- HaCAT cells (epithelial and keratinocyte cells)
After exposing the cells to the concentration levels 1 μM and 5 μM of apigenin for hair follicles, the researchers noticed an enhanced proliferation of both cell types.
Additional Questions for Research on Apigenin for Hair Growth
This research study provides support for apigenin’s general ability to inhibit TGF-B1 as a secondary chemical pathway ( besides lowering DHT ) for treating male pattern baldness. The authors of this study believe that the use of apigenin has the potential to serve as an adjunct treatment for androgenic alopecia.

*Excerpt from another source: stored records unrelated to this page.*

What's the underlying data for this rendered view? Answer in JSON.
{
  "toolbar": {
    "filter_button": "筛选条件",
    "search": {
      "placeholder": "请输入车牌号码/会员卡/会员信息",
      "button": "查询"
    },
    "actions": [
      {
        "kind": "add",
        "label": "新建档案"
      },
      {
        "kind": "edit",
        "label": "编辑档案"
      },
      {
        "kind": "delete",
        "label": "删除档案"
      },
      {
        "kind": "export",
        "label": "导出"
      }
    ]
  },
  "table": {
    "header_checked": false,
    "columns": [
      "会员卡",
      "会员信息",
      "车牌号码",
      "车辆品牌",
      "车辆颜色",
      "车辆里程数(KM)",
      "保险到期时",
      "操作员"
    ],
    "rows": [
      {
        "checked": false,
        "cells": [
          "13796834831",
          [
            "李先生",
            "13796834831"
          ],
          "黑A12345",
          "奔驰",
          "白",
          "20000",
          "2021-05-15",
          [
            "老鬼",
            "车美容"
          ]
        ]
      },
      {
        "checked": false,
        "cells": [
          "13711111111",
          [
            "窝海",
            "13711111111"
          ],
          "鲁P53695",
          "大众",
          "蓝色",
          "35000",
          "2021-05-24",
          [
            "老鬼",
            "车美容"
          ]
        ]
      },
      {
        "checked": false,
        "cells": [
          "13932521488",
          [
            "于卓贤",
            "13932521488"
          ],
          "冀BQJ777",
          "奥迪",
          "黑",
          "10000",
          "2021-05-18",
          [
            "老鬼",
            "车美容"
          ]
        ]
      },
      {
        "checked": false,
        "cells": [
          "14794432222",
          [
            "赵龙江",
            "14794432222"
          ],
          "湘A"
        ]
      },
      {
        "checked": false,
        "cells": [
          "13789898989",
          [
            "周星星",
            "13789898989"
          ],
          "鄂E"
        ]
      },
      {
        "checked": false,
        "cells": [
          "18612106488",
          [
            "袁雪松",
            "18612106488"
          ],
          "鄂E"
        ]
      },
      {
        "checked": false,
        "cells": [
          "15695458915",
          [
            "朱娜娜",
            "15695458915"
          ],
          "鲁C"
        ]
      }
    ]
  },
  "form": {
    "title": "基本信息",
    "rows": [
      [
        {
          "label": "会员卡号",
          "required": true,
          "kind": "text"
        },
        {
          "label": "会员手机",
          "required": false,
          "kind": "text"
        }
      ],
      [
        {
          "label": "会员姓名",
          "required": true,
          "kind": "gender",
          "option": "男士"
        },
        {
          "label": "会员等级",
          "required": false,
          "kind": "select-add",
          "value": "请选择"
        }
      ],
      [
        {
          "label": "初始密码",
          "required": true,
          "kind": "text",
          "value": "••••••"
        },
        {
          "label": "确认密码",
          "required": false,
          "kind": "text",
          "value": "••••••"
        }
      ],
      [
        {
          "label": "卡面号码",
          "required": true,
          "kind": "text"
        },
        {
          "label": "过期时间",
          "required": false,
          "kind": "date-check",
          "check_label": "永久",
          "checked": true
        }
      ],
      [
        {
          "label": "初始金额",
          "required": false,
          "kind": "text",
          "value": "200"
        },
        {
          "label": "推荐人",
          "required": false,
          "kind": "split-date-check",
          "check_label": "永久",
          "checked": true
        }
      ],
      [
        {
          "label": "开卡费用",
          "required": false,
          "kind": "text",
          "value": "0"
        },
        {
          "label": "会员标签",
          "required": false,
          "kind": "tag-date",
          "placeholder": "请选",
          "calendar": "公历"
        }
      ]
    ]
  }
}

However, much of the experimentation was performed in vitro, on cultured human hair follicle cells, outside the body. The portion of the research on rat vibrissae was conducted on whole hair follicles. However, these were isolated from the animals. Answering additional questions for continued research would involve further and more in-depth studies on human beings, within the natural scalp environment of the hair follicles. This would help them obtain answers about potential side effects of using apigenin for hair growth. Further studies would also need to address differences in the performance of apigenin on follicles within the human system versus cell assay environments.
Frequently Asked Questions on Apigenin for Hair Loss
Should I take an apigenin supplement for hair loss?
Although the research discussed above provides findings that support apigenin’s ability to potentially treat hair loss, there are no documented studies on the use of apigenin nutritional supplements which can reverse balding and thinning. Furthermore, you should also consider the causes behind why you are losing hair. This could be due to stress, nutritional deficiencies, inflammation due to microbes or side effects from prescription medications. Another important consideration would be the stage of your hair loss, whether it is early or more advanced. If you are interested in taking supplements, consult with your physician and do so with the focus on improving your general state of health.
It should be noted, however, that oral apigenin supplements may have unintended side effects due to the fact that it passes through the bloodstream once consumed. Thus, it can potentially affect areas other than the hair and scalp.
Would a topical treatment that includes apigenin promote hair growth?
Based on the research findings discussed in this article, a topical treatment with apigenin may help to improve the scalp environment and promote better health conditions for the hair follicle.
However, in order for topicals to work, it is necessary for the ingredient set to include skin penetrating enhancers that would help the treatment reach and affect the hair follicles.
Besides apigenin benefits for hair follicles, how else can this compound improve my health?
According to many articles you can find throughout the internet, apigenin serves as a potent antioxidant which helps to fight premature aging processes in the body. It can also work as an anti-inflammatory agent and even fight or help prevent cancer. Other purported benefits include reducing the risk of heart disease. Apigenin has been reputed to exert a mild sedative effect and may also reduce anxiety
(1) Huh S, Lee J, Jung E, et al. A cell-based system for screening hair growth-promoting agents. Arch Dermatol Res 2009;301(5):381-5.